The sinking came about a week after another boat capsized in the estuary on the river, which has become a graveyard for dozens of Muslim refugees.

Refugees who survived the perilous journey said they were driven out by hunger because food markets in Myanmar’s western Rakhine State have been shut and aid deliveries restricted. They also reported attacks by the military and Rakhine Buddhist mobs.

The influx will worsen the unprecedented humanitarian emergency unfolding in Cox’s Bazar, where aid workers are battling to provide refugees with food, clean water and shelter.

On Monday, the Red Cross opened a field hospital as big as two football fields, with 60 beds, three wards, an operating theatre, a delivery suite with maternity ward and a psychosocial support unit.

Hundreds of thousands of Rohingya had already been in Bangladesh after fleeing previous spasms of violence in Myanmar, where they have long been denied citizenship and faced curbs on their movements and access to basic services.

The United States and the European Union are considering targeted sanctions against Myanmar’s military leaders, officials have said.

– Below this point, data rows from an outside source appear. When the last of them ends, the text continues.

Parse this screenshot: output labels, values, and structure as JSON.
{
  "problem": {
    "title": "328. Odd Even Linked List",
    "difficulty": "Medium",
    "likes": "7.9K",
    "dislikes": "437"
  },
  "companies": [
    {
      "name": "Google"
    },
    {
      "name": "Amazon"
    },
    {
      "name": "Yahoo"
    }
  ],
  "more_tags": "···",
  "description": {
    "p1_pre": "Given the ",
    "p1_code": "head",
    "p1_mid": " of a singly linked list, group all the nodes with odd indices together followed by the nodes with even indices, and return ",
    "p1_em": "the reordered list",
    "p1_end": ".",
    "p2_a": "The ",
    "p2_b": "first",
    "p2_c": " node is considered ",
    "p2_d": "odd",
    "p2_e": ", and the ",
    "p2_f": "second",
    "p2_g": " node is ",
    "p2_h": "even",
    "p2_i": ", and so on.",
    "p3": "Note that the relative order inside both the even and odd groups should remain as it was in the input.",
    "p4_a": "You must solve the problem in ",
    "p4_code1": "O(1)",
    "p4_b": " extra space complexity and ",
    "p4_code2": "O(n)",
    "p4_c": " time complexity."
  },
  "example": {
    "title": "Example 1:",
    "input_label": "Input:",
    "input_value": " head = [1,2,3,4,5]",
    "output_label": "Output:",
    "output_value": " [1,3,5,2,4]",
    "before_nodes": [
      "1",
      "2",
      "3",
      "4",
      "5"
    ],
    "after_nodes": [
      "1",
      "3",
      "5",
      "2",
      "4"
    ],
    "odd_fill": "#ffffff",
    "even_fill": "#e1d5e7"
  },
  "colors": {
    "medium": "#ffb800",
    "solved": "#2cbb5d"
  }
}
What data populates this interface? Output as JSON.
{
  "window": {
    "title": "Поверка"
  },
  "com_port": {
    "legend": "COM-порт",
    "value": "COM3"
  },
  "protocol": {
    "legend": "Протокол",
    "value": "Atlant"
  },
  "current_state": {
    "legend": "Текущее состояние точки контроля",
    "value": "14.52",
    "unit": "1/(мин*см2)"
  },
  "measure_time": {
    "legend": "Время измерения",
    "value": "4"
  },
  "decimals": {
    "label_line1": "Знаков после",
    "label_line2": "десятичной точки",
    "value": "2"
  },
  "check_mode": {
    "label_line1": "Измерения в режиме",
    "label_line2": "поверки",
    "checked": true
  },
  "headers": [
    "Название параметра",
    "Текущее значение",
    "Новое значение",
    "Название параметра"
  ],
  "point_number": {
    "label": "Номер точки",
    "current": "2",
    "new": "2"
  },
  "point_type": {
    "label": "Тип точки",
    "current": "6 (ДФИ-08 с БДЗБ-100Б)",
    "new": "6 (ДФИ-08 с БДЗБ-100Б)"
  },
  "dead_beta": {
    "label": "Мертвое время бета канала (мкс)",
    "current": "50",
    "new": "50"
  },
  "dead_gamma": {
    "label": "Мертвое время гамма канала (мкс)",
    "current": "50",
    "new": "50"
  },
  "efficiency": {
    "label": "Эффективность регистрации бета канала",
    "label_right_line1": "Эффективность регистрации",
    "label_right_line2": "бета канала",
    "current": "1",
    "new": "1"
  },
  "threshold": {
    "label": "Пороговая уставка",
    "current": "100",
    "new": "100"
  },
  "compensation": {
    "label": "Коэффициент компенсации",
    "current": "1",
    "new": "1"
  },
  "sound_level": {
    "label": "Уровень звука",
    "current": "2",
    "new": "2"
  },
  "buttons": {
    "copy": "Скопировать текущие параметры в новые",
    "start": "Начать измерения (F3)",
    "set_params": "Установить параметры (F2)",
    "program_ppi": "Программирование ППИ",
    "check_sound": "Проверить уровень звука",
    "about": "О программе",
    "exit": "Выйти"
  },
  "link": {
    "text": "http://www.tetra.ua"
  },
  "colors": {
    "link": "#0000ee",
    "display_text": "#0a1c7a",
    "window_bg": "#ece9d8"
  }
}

EU foreign ministers were scheduled to discuss Myanmar on Monday, and their draft joint statement said the bloc “will suspend invitations to the commander-in-chief of the Myanmar/Burma armed forces and other senior military officers”. — Reuters